The broader argument is that the government should butt out entirely and leave the industry alone, because any assistance at all would constitute a violation of free speech rights. A Cleveland newspaper columnist writes today, "It's sad to see newspapers struggling...But it would be infinitely sadder to see newspapers cash in their First Amendment birthright - their independence - for a little breathing space." And John Morton, a well-known newspaper industry analyst, said the other day: "Anytime you give the newspaper industry a break, it raises the question about the independence of the press."
But anyone making that argument is not cognizant of our history, clear back to the Founding Fathers. One big reason why newspapers gained traction in early 19th-century America was because the federal government gave the industry a break. It set up all kinds of postal subsidies so that newspapers could cheaply grow their circulation, and it subsidized printer contracts. It has subsequently supported newspapers by enacting copyright protection and the Freedom of Information Act. Several decades ago, it enacted the Newspaper Preservation Act, which has allowed regional papers with separate newsroom staffs to merge their business operations.
Meanwhile - and this strikes me as the most perverse of ironies - the prime cause of the newspaper industry's current woes is the Internet....and there would be no Internet today if not for the lavish government subsidies that made it possible. The Internet was birthed as a Defense Department program, and later nurtured by a federal agency, the National Science Foundation. All constitutional issues aside, maybe the government has a responsibility to help save the industry that it has (albeit inadvertently) helped to destroy.
Cardin's idea may well die, but the debate won't. Other ideas are already being floated; for instance, tax credits on the money that a consumer spends for a newspaper subscription. As the Columbia Journalism Review argued two years ago, the bottom line is that "it would be wise to consider the many ways that government could simply protect journalism from market pressures."
The counter-argument is that, if the free market wants newspapers to die, then so be it. And, of course, many Americans are rooting for death. Which brings me to this story:

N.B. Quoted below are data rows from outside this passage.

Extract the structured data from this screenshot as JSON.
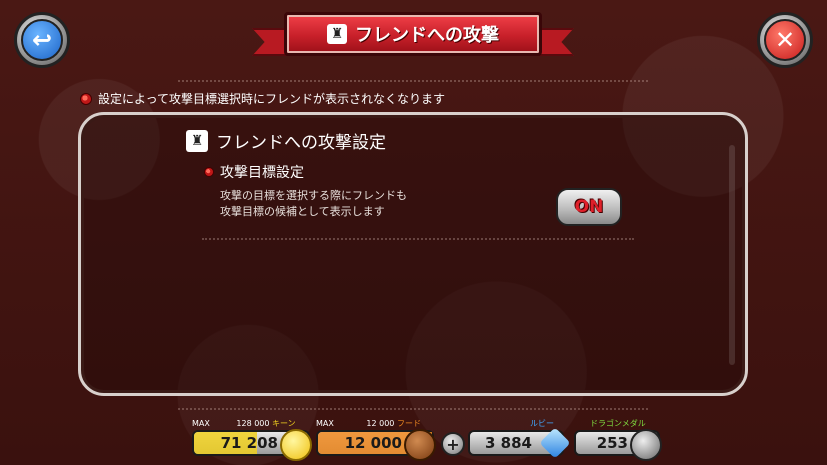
{
  "header": {
    "title": "フレンドへの攻撃",
    "back_icon": "back-arrow-icon",
    "close_icon": "close-x-icon"
  },
  "notice": {
    "text": "設定によって攻撃目標選択時にフレンドが表示されなくなります"
  },
  "panel": {
    "section_title": "フレンドへの攻撃設定",
    "setting": {
      "title": "攻撃目標設定",
      "description_line1": "攻撃の目標を選択する際にフレンドも",
      "description_line2": "攻撃目標の候補として表示します",
      "toggle_value": "ON"
    }
  },
  "resources": {
    "coin": {
      "max_prefix": "MAX",
      "max_value": "128 000",
      "unit": "キーン",
      "value": "71 208",
      "fill_fraction": 0.556,
      "color": "#f0d020"
    },
    "food": {
      "max_prefix": "MAX",
      "max_value": "12 000",
      "unit": "フード",
      "value": "12 000",
      "fill_fraction": 1.0,
      "color": "#f08a20"
    },
    "ruby": {
      "label": "ルビー",
      "value": "3 884",
      "color": "#40a8ff"
    },
    "medal": {
      "label": "ドラゴンメダル",
      "value": "253",
      "color": "#80e040"
    }
  }
}
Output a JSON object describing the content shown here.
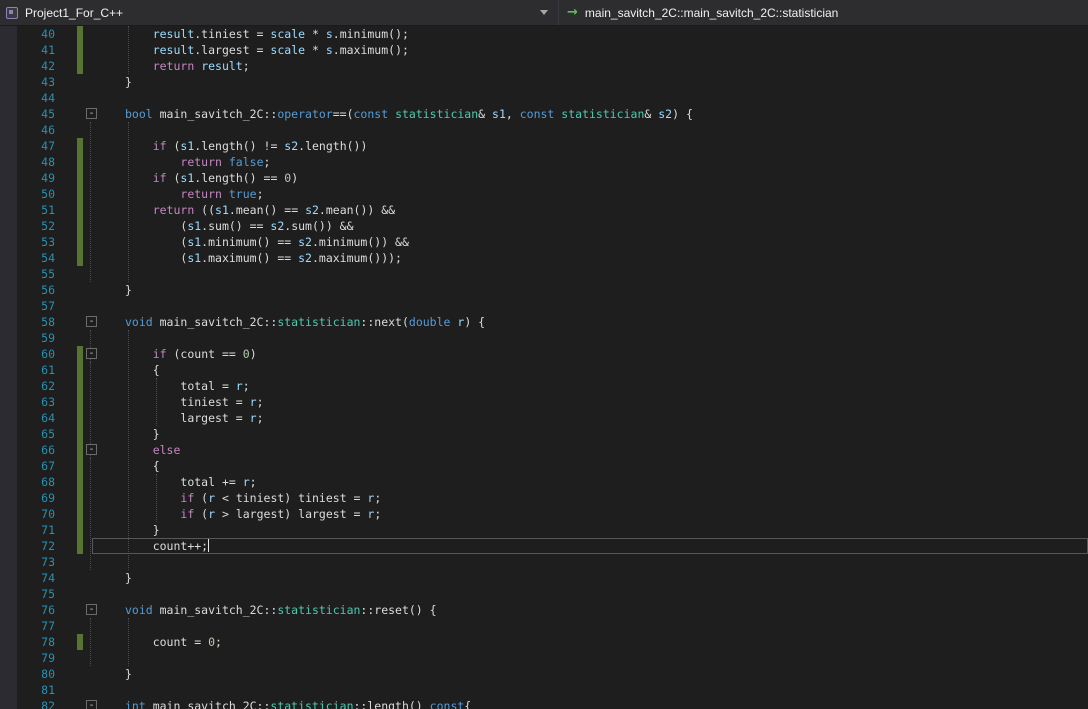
{
  "palette": {
    "bg": "#1e1e1e",
    "nav": "#2d2d30",
    "navtext": "#f1f1f1",
    "glyphmargin": "#2b2b31",
    "linenum": "#2b91af",
    "keyword": "#569cd6",
    "control": "#c586c0",
    "typename": "#4ec9b0",
    "variable": "#9cdcfe",
    "number": "#b5cea8",
    "plain": "#dcdcdc",
    "changebar": "#577430",
    "guide": "#4b4b55",
    "curlineborder": "#56565c",
    "arrowgreen": "#5fbb63"
  },
  "navbar": {
    "project_label": "Project1_For_C++",
    "member_label": "main_savitch_2C::main_savitch_2C::statistician",
    "member_icon_glyph": "→"
  },
  "editor": {
    "current_line": 72,
    "fold_glyph": "-",
    "lines": [
      {
        "n": 40,
        "chg": true,
        "seg": [
          [
            "    ",
            "p"
          ],
          [
            "result",
            "v"
          ],
          [
            ".tiniest = ",
            "p"
          ],
          [
            "scale",
            "v"
          ],
          [
            " * ",
            "p"
          ],
          [
            "s",
            "v"
          ],
          [
            ".minimum();",
            "p"
          ]
        ]
      },
      {
        "n": 41,
        "chg": true,
        "seg": [
          [
            "    ",
            "p"
          ],
          [
            "result",
            "v"
          ],
          [
            ".largest = ",
            "p"
          ],
          [
            "scale",
            "v"
          ],
          [
            " * ",
            "p"
          ],
          [
            "s",
            "v"
          ],
          [
            ".maximum();",
            "p"
          ]
        ]
      },
      {
        "n": 42,
        "chg": true,
        "seg": [
          [
            "    ",
            "p"
          ],
          [
            "return",
            "c"
          ],
          [
            " ",
            "p"
          ],
          [
            "result",
            "v"
          ],
          [
            ";",
            "p"
          ]
        ]
      },
      {
        "n": 43,
        "seg": [
          [
            "}",
            "p"
          ]
        ]
      },
      {
        "n": 44,
        "seg": []
      },
      {
        "n": 45,
        "fold": true,
        "seg": [
          [
            "bool",
            "k"
          ],
          [
            " main_savitch_2C::",
            "p"
          ],
          [
            "operator",
            "k"
          ],
          [
            "==(",
            "p"
          ],
          [
            "const",
            "k"
          ],
          [
            " ",
            "p"
          ],
          [
            "statistician",
            "t"
          ],
          [
            "& ",
            "p"
          ],
          [
            "s1",
            "v"
          ],
          [
            ", ",
            "p"
          ],
          [
            "const",
            "k"
          ],
          [
            " ",
            "p"
          ],
          [
            "statistician",
            "t"
          ],
          [
            "& ",
            "p"
          ],
          [
            "s2",
            "v"
          ],
          [
            ") {",
            "p"
          ]
        ]
      },
      {
        "n": 46,
        "seg": []
      },
      {
        "n": 47,
        "chg": true,
        "seg": [
          [
            "    ",
            "p"
          ],
          [
            "if",
            "c"
          ],
          [
            " (",
            "p"
          ],
          [
            "s1",
            "v"
          ],
          [
            ".length() != ",
            "p"
          ],
          [
            "s2",
            "v"
          ],
          [
            ".length())",
            "p"
          ]
        ]
      },
      {
        "n": 48,
        "chg": true,
        "seg": [
          [
            "        ",
            "p"
          ],
          [
            "return",
            "c"
          ],
          [
            " ",
            "p"
          ],
          [
            "false",
            "k"
          ],
          [
            ";",
            "p"
          ]
        ]
      },
      {
        "n": 49,
        "chg": true,
        "seg": [
          [
            "    ",
            "p"
          ],
          [
            "if",
            "c"
          ],
          [
            " (",
            "p"
          ],
          [
            "s1",
            "v"
          ],
          [
            ".length() == ",
            "p"
          ],
          [
            "0",
            "n"
          ],
          [
            ")",
            "p"
          ]
        ]
      },
      {
        "n": 50,
        "chg": true,
        "seg": [
          [
            "        ",
            "p"
          ],
          [
            "return",
            "c"
          ],
          [
            " ",
            "p"
          ],
          [
            "true",
            "k"
          ],
          [
            ";",
            "p"
          ]
        ]
      },
      {
        "n": 51,
        "chg": true,
        "seg": [
          [
            "    ",
            "p"
          ],
          [
            "return",
            "c"
          ],
          [
            " ((",
            "p"
          ],
          [
            "s1",
            "v"
          ],
          [
            ".mean() == ",
            "p"
          ],
          [
            "s2",
            "v"
          ],
          [
            ".mean()) &&",
            "p"
          ]
        ]
      },
      {
        "n": 52,
        "chg": true,
        "seg": [
          [
            "        (",
            "p"
          ],
          [
            "s1",
            "v"
          ],
          [
            ".sum() == ",
            "p"
          ],
          [
            "s2",
            "v"
          ],
          [
            ".sum()) &&",
            "p"
          ]
        ]
      },
      {
        "n": 53,
        "chg": true,
        "seg": [
          [
            "        (",
            "p"
          ],
          [
            "s1",
            "v"
          ],
          [
            ".minimum() == ",
            "p"
          ],
          [
            "s2",
            "v"
          ],
          [
            ".minimum()) &&",
            "p"
          ]
        ]
      },
      {
        "n": 54,
        "chg": true,
        "seg": [
          [
            "        (",
            "p"
          ],
          [
            "s1",
            "v"
          ],
          [
            ".maximum() == ",
            "p"
          ],
          [
            "s2",
            "v"
          ],
          [
            ".maximum()));",
            "p"
          ]
        ]
      },
      {
        "n": 55,
        "seg": []
      },
      {
        "n": 56,
        "seg": [
          [
            "}",
            "p"
          ]
        ]
      },
      {
        "n": 57,
        "seg": []
      },
      {
        "n": 58,
        "fold": true,
        "seg": [
          [
            "void",
            "k"
          ],
          [
            " main_savitch_2C::",
            "p"
          ],
          [
            "statistician",
            "t"
          ],
          [
            "::next(",
            "p"
          ],
          [
            "double",
            "k"
          ],
          [
            " ",
            "p"
          ],
          [
            "r",
            "v"
          ],
          [
            ") {",
            "p"
          ]
        ]
      },
      {
        "n": 59,
        "seg": []
      },
      {
        "n": 60,
        "chg": true,
        "fold": true,
        "seg": [
          [
            "    ",
            "p"
          ],
          [
            "if",
            "c"
          ],
          [
            " (",
            "p"
          ],
          [
            "count",
            "p"
          ],
          [
            " == ",
            "p"
          ],
          [
            "0",
            "n"
          ],
          [
            ")",
            "p"
          ]
        ]
      },
      {
        "n": 61,
        "chg": true,
        "seg": [
          [
            "    {",
            "p"
          ]
        ]
      },
      {
        "n": 62,
        "chg": true,
        "seg": [
          [
            "        ",
            "p"
          ],
          [
            "total",
            "p"
          ],
          [
            " = ",
            "p"
          ],
          [
            "r",
            "v"
          ],
          [
            ";",
            "p"
          ]
        ]
      },
      {
        "n": 63,
        "chg": true,
        "seg": [
          [
            "        ",
            "p"
          ],
          [
            "tiniest",
            "p"
          ],
          [
            " = ",
            "p"
          ],
          [
            "r",
            "v"
          ],
          [
            ";",
            "p"
          ]
        ]
      },
      {
        "n": 64,
        "chg": true,
        "seg": [
          [
            "        ",
            "p"
          ],
          [
            "largest",
            "p"
          ],
          [
            " = ",
            "p"
          ],
          [
            "r",
            "v"
          ],
          [
            ";",
            "p"
          ]
        ]
      },
      {
        "n": 65,
        "chg": true,
        "seg": [
          [
            "    }",
            "p"
          ]
        ]
      },
      {
        "n": 66,
        "chg": true,
        "fold": true,
        "seg": [
          [
            "    ",
            "p"
          ],
          [
            "else",
            "c"
          ]
        ]
      },
      {
        "n": 67,
        "chg": true,
        "seg": [
          [
            "    {",
            "p"
          ]
        ]
      },
      {
        "n": 68,
        "chg": true,
        "seg": [
          [
            "        ",
            "p"
          ],
          [
            "total",
            "p"
          ],
          [
            " += ",
            "p"
          ],
          [
            "r",
            "v"
          ],
          [
            ";",
            "p"
          ]
        ]
      },
      {
        "n": 69,
        "chg": true,
        "seg": [
          [
            "        ",
            "p"
          ],
          [
            "if",
            "c"
          ],
          [
            " (",
            "p"
          ],
          [
            "r",
            "v"
          ],
          [
            " < ",
            "p"
          ],
          [
            "tiniest",
            "p"
          ],
          [
            ") ",
            "p"
          ],
          [
            "tiniest",
            "p"
          ],
          [
            " = ",
            "p"
          ],
          [
            "r",
            "v"
          ],
          [
            ";",
            "p"
          ]
        ]
      },
      {
        "n": 70,
        "chg": true,
        "seg": [
          [
            "        ",
            "p"
          ],
          [
            "if",
            "c"
          ],
          [
            " (",
            "p"
          ],
          [
            "r",
            "v"
          ],
          [
            " > ",
            "p"
          ],
          [
            "largest",
            "p"
          ],
          [
            ") ",
            "p"
          ],
          [
            "largest",
            "p"
          ],
          [
            " = ",
            "p"
          ],
          [
            "r",
            "v"
          ],
          [
            ";",
            "p"
          ]
        ]
      },
      {
        "n": 71,
        "chg": true,
        "seg": [
          [
            "    }",
            "p"
          ]
        ]
      },
      {
        "n": 72,
        "chg": true,
        "caret": true,
        "seg": [
          [
            "    ",
            "p"
          ],
          [
            "count",
            "p"
          ],
          [
            "++;",
            "p"
          ]
        ]
      },
      {
        "n": 73,
        "seg": []
      },
      {
        "n": 74,
        "seg": [
          [
            "}",
            "p"
          ]
        ]
      },
      {
        "n": 75,
        "seg": []
      },
      {
        "n": 76,
        "fold": true,
        "seg": [
          [
            "void",
            "k"
          ],
          [
            " main_savitch_2C::",
            "p"
          ],
          [
            "statistician",
            "t"
          ],
          [
            "::reset() {",
            "p"
          ]
        ]
      },
      {
        "n": 77,
        "seg": []
      },
      {
        "n": 78,
        "chg": true,
        "seg": [
          [
            "    ",
            "p"
          ],
          [
            "count",
            "p"
          ],
          [
            " = ",
            "p"
          ],
          [
            "0",
            "n"
          ],
          [
            ";",
            "p"
          ]
        ]
      },
      {
        "n": 79,
        "seg": []
      },
      {
        "n": 80,
        "seg": [
          [
            "}",
            "p"
          ]
        ]
      },
      {
        "n": 81,
        "seg": []
      },
      {
        "n": 82,
        "fold": true,
        "seg": [
          [
            "int",
            "k"
          ],
          [
            " main_savitch_2C::",
            "p"
          ],
          [
            "statistician",
            "t"
          ],
          [
            "::length() ",
            "p"
          ],
          [
            "const",
            "k"
          ],
          [
            "{",
            "p"
          ]
        ]
      }
    ],
    "guides": {
      "margin": [
        [
          46,
          55
        ],
        [
          59,
          73
        ],
        [
          61,
          64
        ],
        [
          67,
          70
        ],
        [
          77,
          79
        ]
      ],
      "indent1": [
        [
          40,
          42
        ],
        [
          46,
          55
        ],
        [
          59,
          73
        ],
        [
          77,
          79
        ]
      ],
      "indent2": [
        [
          62,
          64
        ],
        [
          68,
          70
        ]
      ]
    }
  }
}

Ten days ago, in Philadelphia, a corrupt Democratic state senator named Vince Fumo was finally brought to justice in court, convicted on all counts. As the prosecutors specifically acknowledged, Fumo would have never been nailed if not for the herculean efforts of Philadelphia Inquirer reporter Craig McCoy, who dug out the story over a span of years. McCoy was able to do this because he was a seasoned investigator, and he was a seasoned investigator because a newspaper had nurtured his professional talents over several decades by paying him a full-time wage with health benefits.
So here's my question to those of you who are rooting for death:
If local newspapers die, who's going to be around to root out the next Fumo? You?